MCPS must create a clear policy re- garding transgender students’ use of gender specific facilities such as bath- rooms and locker rooms. Without a clear countywide policy, individual schools are left to make their own choices regarding the issue, which causes confusion and inconsistency. In addition, a countywide policy is long overdue, and the longer MCPS waits to release their verdict the more problems will arise.

CHS is directly impacted by MCPS’ current policy of no policy.

According to Principal Joan Benz, there are very informal procedures that the CHS follows, and administra- tion handles each student individually.

According to a transgender junior who wished to remain anonymous, her experiences with administration and the implementation of those so called informal policies have been dismal.

According to her, when she first arrived at CHS, there was confusion over what bathroom she was allowed to use.
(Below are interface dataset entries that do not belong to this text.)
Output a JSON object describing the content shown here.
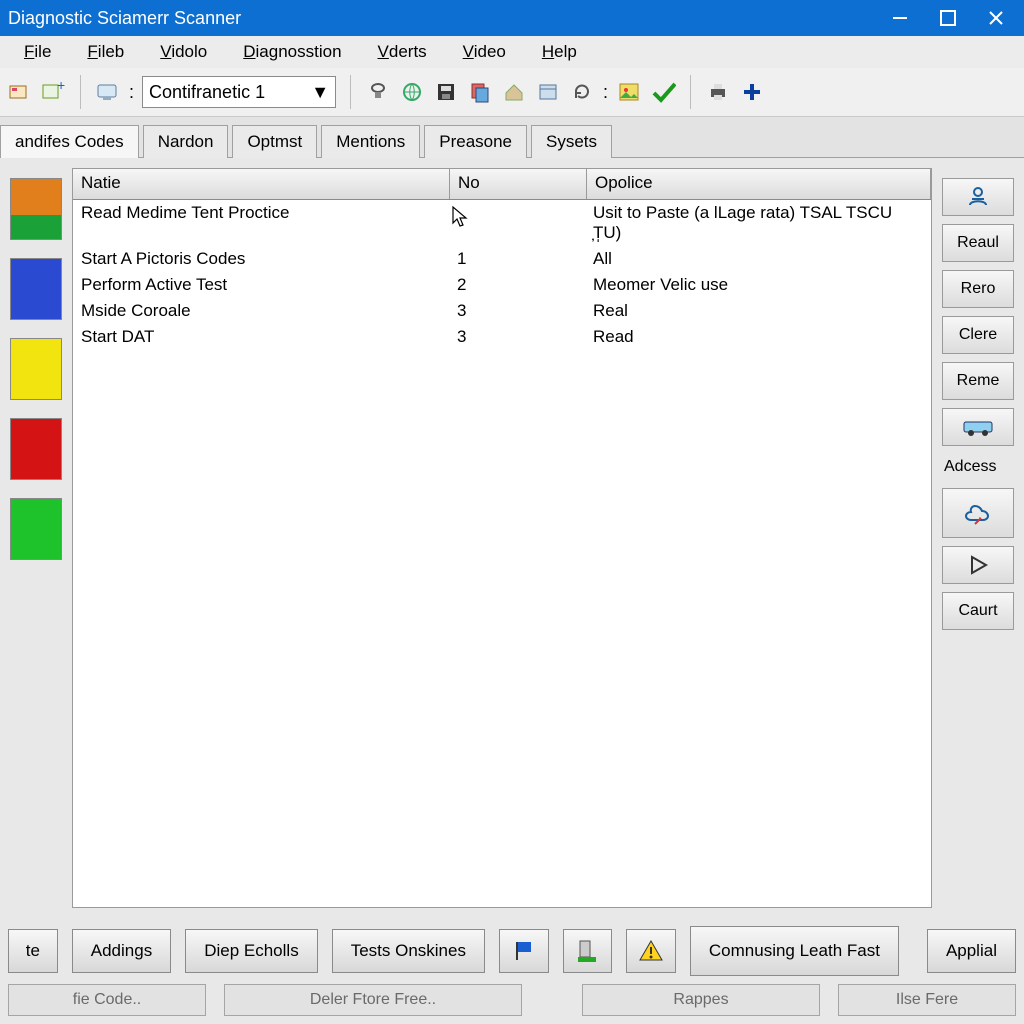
{
  "window": {
    "title": "Diagnostic Sciamerr Scanner"
  },
  "menu": {
    "file": "File",
    "fileb": "Fileb",
    "vidolo": "Vidolo",
    "diag": "Diagnosstion",
    "vderts": "Vderts",
    "video": "Video",
    "help": "Help"
  },
  "toolbar": {
    "combo_value": "Contifranetic 1"
  },
  "tabs": {
    "t0": "andifes Codes",
    "t1": "Nardon",
    "t2": "Optmst",
    "t3": "Mentions",
    "t4": "Preasone",
    "t5": "Sysets"
  },
  "table": {
    "h1": "Natie",
    "h2": "No",
    "h3": "Opolice",
    "rows": [
      {
        "c1": "Read Medime Tent Proctice",
        "c2": "",
        "c3": "Usit to Paste (a lLage rata) TSAL TSCU ̦T̩U)"
      },
      {
        "c1": "Start A Pictoris Codes",
        "c2": "1",
        "c3": "All"
      },
      {
        "c1": "Perform Active Test",
        "c2": "2",
        "c3": "Meomer Velic use"
      },
      {
        "c1": "Mside Coroale",
        "c2": "3",
        "c3": "Real"
      },
      {
        "c1": "Start DAT",
        "c2": "3",
        "c3": "Read"
      }
    ]
  },
  "right": {
    "b0": "Reaul",
    "b1": "Rero",
    "b2": "Clere",
    "b3": "Reme",
    "label": "Adcess",
    "b4": "Caurt"
  },
  "bottom1": {
    "b0": "te",
    "b1": "Addings",
    "b2": "Diep Echolls",
    "b3": "Tests Onskines",
    "b4": "Comnusing Leath Fast",
    "b5": "Applial"
  },
  "bottom2": {
    "b0": "fie Code..",
    "b1": "Deler Ftore Free..",
    "b2": "Rappes",
    "b3": "Ilse Fere"
  }
}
When it was finally straight- ened out, she had to use the unisex bathroom in the nurse’s office. In order to get there she had to walk halfway around the school, and missed at most eight minutes of class time from her furthest class. Not only did she miss a substantial amount of instructional time, the bathroom is also closed dur- ing sixth period, so she could not use the bathroom like other cisgendered students did during that time.

According to the student, it took her six months of having to use a unisex bathroom before she was able to use the girl’s bathroom, and she was only able to do so because she threatened a lawsuit against the school system.
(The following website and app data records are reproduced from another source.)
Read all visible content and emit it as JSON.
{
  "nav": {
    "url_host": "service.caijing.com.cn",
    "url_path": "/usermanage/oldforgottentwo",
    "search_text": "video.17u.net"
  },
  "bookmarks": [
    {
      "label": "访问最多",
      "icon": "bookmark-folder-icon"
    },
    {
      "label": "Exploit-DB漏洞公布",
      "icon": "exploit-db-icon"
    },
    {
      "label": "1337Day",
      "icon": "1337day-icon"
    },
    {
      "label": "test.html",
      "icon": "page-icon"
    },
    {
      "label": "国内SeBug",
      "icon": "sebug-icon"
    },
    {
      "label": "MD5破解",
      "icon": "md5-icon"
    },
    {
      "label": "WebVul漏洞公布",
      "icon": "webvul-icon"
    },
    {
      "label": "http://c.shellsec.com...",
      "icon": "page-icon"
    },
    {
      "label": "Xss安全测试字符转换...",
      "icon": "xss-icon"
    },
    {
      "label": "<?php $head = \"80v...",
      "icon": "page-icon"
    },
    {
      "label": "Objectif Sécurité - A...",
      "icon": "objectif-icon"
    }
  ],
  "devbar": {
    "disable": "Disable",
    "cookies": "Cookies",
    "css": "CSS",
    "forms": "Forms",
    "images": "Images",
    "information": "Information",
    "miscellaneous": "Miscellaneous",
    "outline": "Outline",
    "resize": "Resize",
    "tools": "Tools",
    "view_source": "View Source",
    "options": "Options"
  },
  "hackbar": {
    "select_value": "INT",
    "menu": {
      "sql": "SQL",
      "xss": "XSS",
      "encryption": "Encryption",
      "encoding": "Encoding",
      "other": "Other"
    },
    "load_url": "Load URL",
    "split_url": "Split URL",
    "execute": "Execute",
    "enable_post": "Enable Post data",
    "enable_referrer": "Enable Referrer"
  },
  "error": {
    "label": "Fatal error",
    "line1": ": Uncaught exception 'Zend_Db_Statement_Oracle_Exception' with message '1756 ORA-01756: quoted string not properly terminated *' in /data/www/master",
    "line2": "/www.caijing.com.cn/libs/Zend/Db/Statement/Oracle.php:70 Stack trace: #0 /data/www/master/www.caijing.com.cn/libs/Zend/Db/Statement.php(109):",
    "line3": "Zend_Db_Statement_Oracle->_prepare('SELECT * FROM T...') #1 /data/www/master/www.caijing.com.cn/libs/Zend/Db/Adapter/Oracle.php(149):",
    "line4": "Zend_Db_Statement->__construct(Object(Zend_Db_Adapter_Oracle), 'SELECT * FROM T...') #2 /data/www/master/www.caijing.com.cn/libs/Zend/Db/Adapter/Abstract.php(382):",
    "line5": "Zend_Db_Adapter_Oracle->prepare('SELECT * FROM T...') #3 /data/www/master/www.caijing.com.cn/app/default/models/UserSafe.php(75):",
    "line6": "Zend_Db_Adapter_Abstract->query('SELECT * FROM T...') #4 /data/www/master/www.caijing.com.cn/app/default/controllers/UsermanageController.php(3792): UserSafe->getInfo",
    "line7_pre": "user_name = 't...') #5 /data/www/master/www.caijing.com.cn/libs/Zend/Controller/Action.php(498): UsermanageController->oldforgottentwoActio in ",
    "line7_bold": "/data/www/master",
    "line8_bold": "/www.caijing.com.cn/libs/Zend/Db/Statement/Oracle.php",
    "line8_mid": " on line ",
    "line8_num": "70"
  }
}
This situation could have been com- pletely avoidable if a clear, countywide policy was put in place. There would be no confusion between students and administration over what bathrooms to use, and both groups would have a straightforward policy for what rules they could follow.
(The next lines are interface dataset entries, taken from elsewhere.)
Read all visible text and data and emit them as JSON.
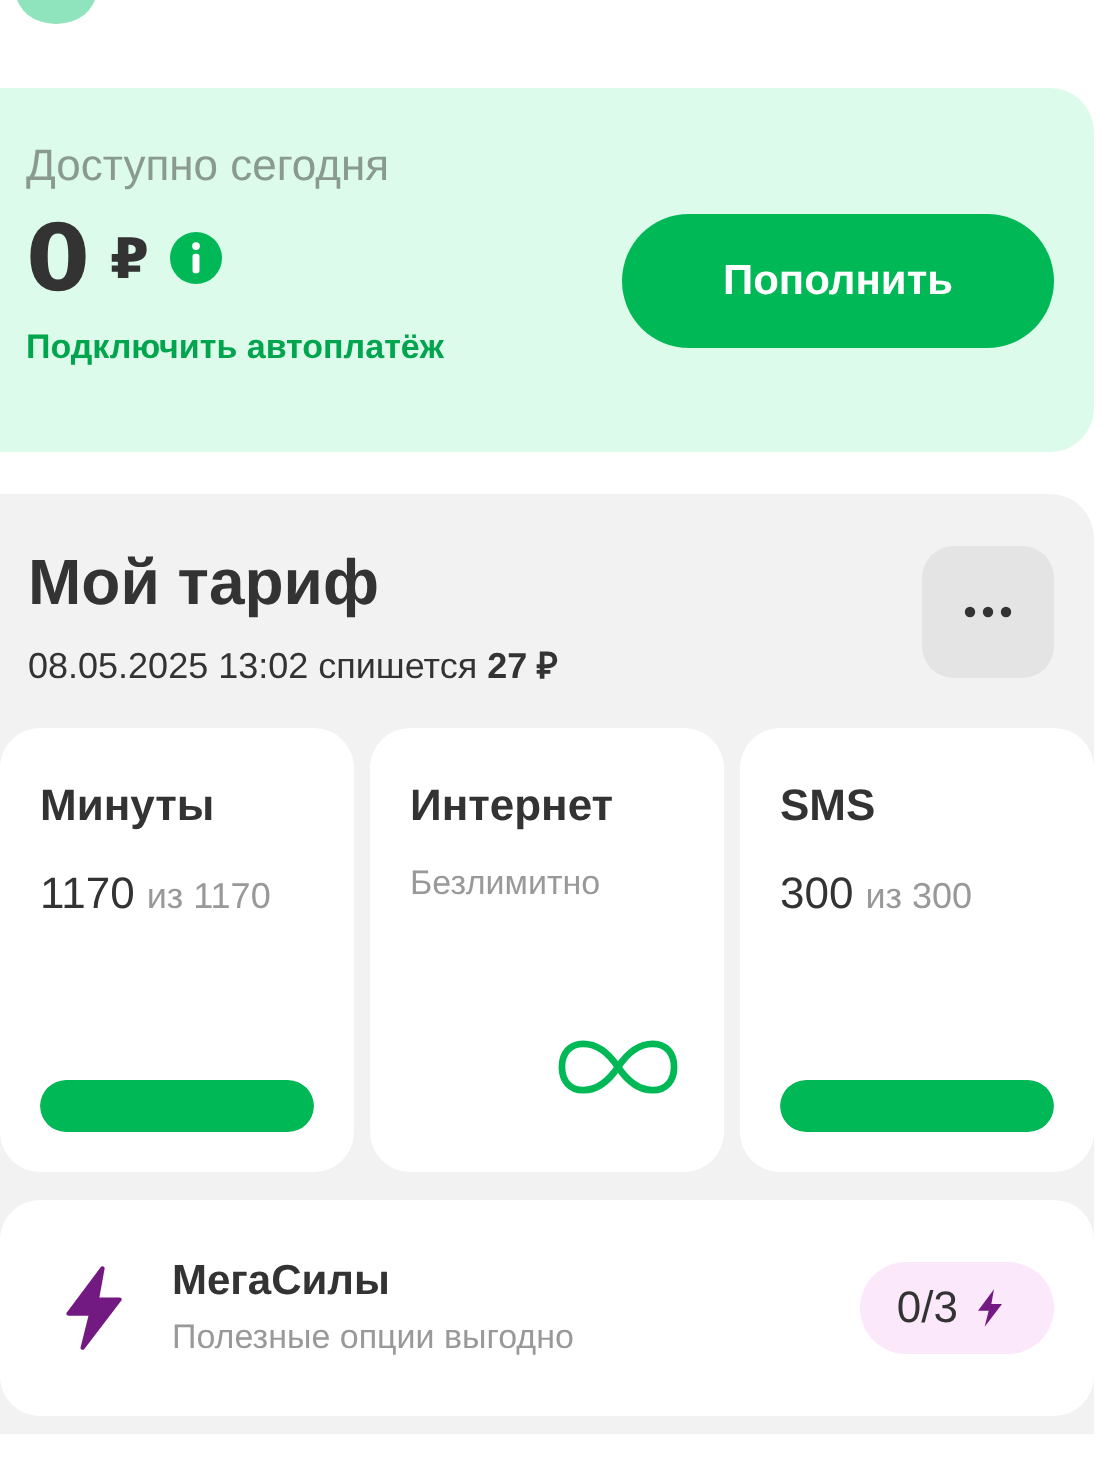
{
  "balance": {
    "label": "Доступно сегодня",
    "amount": "0",
    "currency": "₽",
    "topup_button": "Пополнить",
    "autopay_link": "Подключить автоплатёж"
  },
  "tariff": {
    "title": "Мой тариф",
    "charge_date": "08.05.2025 13:02 спишется",
    "charge_amount": "27 ₽",
    "counters": [
      {
        "kind": "meter",
        "title": "Минуты",
        "value": "1170",
        "total": "из 1170",
        "level": 1
      },
      {
        "kind": "unlimited",
        "title": "Интернет",
        "value": "Безлимитно"
      },
      {
        "kind": "meter",
        "title": "SMS",
        "value": "300",
        "total": "из 300",
        "level": 1
      }
    ]
  },
  "megasily": {
    "title": "МегаСилы",
    "subtitle": "Полезные опции выгодно",
    "count": "0/3"
  }
}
These informal measures taken that change from student to student are CHS’ “procedures,” but many schools all around the county might not have the same procedures, or even any pro- cedures at all. This is because there have been no clear guidelines that have been set by the county.

The families of transgender students want their children to feel as comfort- able as possible at school, whether that means allowing them to use the bath- room that aligns with the gender that they identify with, or a separate one entirely. Both parents and students want the school to accommodate their needs. Hopefully, a school’s admin- istration should want to do the same thing, but they might not be able to as it is unclear how they are supposed to act in ordinance with the county.

Is the school supposed to allow a transgender student to use the locker room designated for the gender that they identify with, or not? And if so, what if there is parent or student back-lash at the administration?

A county policy specifically addressing MCPS’ stance on transgender student use of bathrooms and locker rooms would allow all MCPS schools to have a consistent policy, and end confusion. In addition, the policy is the policy, and all schools must follow it. If parents are upset with a county- wide policy, they must take it up with MCPS, and not the individual school. If more than one school is impacted by the same policy, MPCS will have to ad- dress it wholistically.

According to the anonymous junior, the state of Maryland has released guidelines for the school systems, and MCPS is supposedly attempting to create their own policies. But the only things she has seen happening are con- versations behind closed doors and no changes being made.

MCPS guidelines on transgender use of gender specific facilities are long overdue. It is 2016, and LGBTQ issues have been a dominating issue for the past ten years. There is no excuse for not having a ruleset on this issue, and the longer MCPS waits to issue their policy, the more confusion and frustra- tion will occur.

While MCPS has not spoken out about what they would say in a hypo- thetical policy (they were contacted for this story and did not respond), this piece is not advocating for what the MCPS policy should be, only that it needs to exist. Not having a policy can not serve as the policy.

Without a county policy regarding this pressing issue, students who need it most are left in the dark as to what their choices are to use the facilities that make them feel most comfortable.

Shape up MCPS, and give your stu- dents the policy that they not only des- perately need, but deserve.